Spinal Stenosis

Spinal stenosis occurs when the channels that the spinal cord or nerve roots travel through become increasingly narrow resulting in compression of the cord or nerve. It can lead to pain in the lower back, legs, neck, arms, or hands, depending on where the spinal cord or nerves are being compressed.


  • Numbness, weakness, or tingling in a leg, foot, arm or hand
  • Neck or shoulder pain
  • Loss of bowel or bladder control
  • Pain or cramping in the legs after standing for long periods of time or when walking
  • Decreased symptoms while leaning forward or sitting

Common causes:

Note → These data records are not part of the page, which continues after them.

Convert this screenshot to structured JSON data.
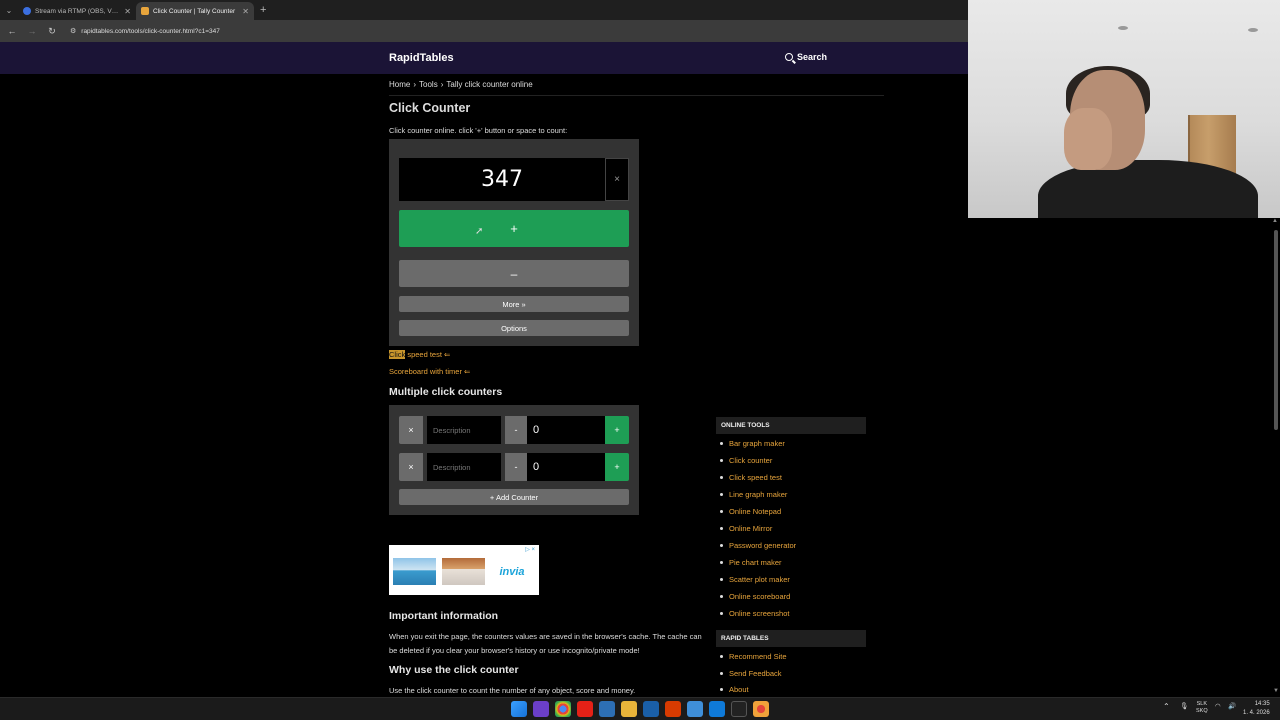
{
  "browser": {
    "tabs": [
      {
        "title": "Stream via RTMP (OBS, Vmix, Zoom…",
        "active": false,
        "favicon_color": "#3b6fe0"
      },
      {
        "title": "Click Counter | Tally Counter",
        "active": true,
        "favicon_color": "#e8a53c"
      }
    ],
    "new_tab": "+",
    "url": "rapidtables.com/tools/click-counter.html?c1=347"
  },
  "site": {
    "logo": "RapidTables",
    "search_label": "Search"
  },
  "breadcrumb": {
    "home": "Home",
    "sep1": "›",
    "tools": "Tools",
    "sep2": "›",
    "current": "Tally click counter online"
  },
  "page": {
    "title": "Click Counter",
    "intro": "Click counter online. click '+' button or space to count:"
  },
  "counter": {
    "value": "347",
    "reset": "×",
    "plus": "+",
    "minus": "–",
    "more": "More »",
    "options": "Options"
  },
  "links": {
    "click_speed_hl": "Click",
    "click_speed_rest": " speed test ⇐",
    "scoreboard": "Scoreboard with timer ⇐"
  },
  "multi": {
    "heading": "Multiple click counters",
    "rows": [
      {
        "del": "×",
        "placeholder": "Description",
        "minus": "-",
        "value": "0",
        "plus": "+"
      },
      {
        "del": "×",
        "placeholder": "Description",
        "minus": "-",
        "value": "0",
        "plus": "+"
      }
    ],
    "add": "+ Add Counter"
  },
  "ad": {
    "brand": "invia",
    "mark": "▷ ×"
  },
  "info": {
    "heading": "Important information",
    "text": "When you exit the page, the counters values are saved in the browser's cache. The cache can be deleted if you clear your browser's history or use incognito/private mode!",
    "why_heading": "Why use the click counter",
    "why_text": "Use the click counter to count the number of any object, score and money."
  },
  "sidebar": {
    "online_tools_heading": "ONLINE TOOLS",
    "online_tools": [
      "Bar graph maker",
      "Click counter",
      "Click speed test",
      "Line graph maker",
      "Online Notepad",
      "Online Mirror",
      "Password generator",
      "Pie chart maker",
      "Scatter plot maker",
      "Online scoreboard",
      "Online screenshot"
    ],
    "rapid_tables_heading": "RAPID TABLES",
    "rapid_tables": [
      "Recommend Site",
      "Send Feedback",
      "About"
    ]
  },
  "taskbar": {
    "lang_top": "SLK",
    "lang_bottom": "SKQ",
    "time": "14:35",
    "date": "1. 4. 2026",
    "icons": [
      "windows-icon",
      "visual-studio-icon",
      "chrome-icon",
      "youtube-icon",
      "monitor-icon",
      "folder-icon",
      "shield-icon",
      "office-icon",
      "notes-icon",
      "store-icon",
      "terminal-icon",
      "chrome-canary-icon"
    ]
  },
  "colors": {
    "accent_green": "#1e9e55",
    "link_orange": "#e8a53c",
    "header_purple": "#1b1436",
    "button_gray": "#6b6b6b"
  }
}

  • Osteoarthritis - the facet joints between vertebrae deteriorate with time. Bone spurs may develop, narrowing the spinal passages
  • Disk degeneration - cushions between vertebrae flatten, bulge, and may press on the spinal cord and nerve roots
  • Thickened ligaments - tough cords that hold the spine together become stiff and thick over time, which can narrow the spinal canal and compress nervous tissue
  • Spinal tumors -tumors may compress the spinal cord and nerve roots
  • Spinal injuries - trauma can cause movement and/or fractures of one or more vertebrae which may damage the contents of the spinal canal

Risk Factor:

  • Age - most common above age 50
  • Genetics - birth defects may result in a spinal canal that is more narrow than usual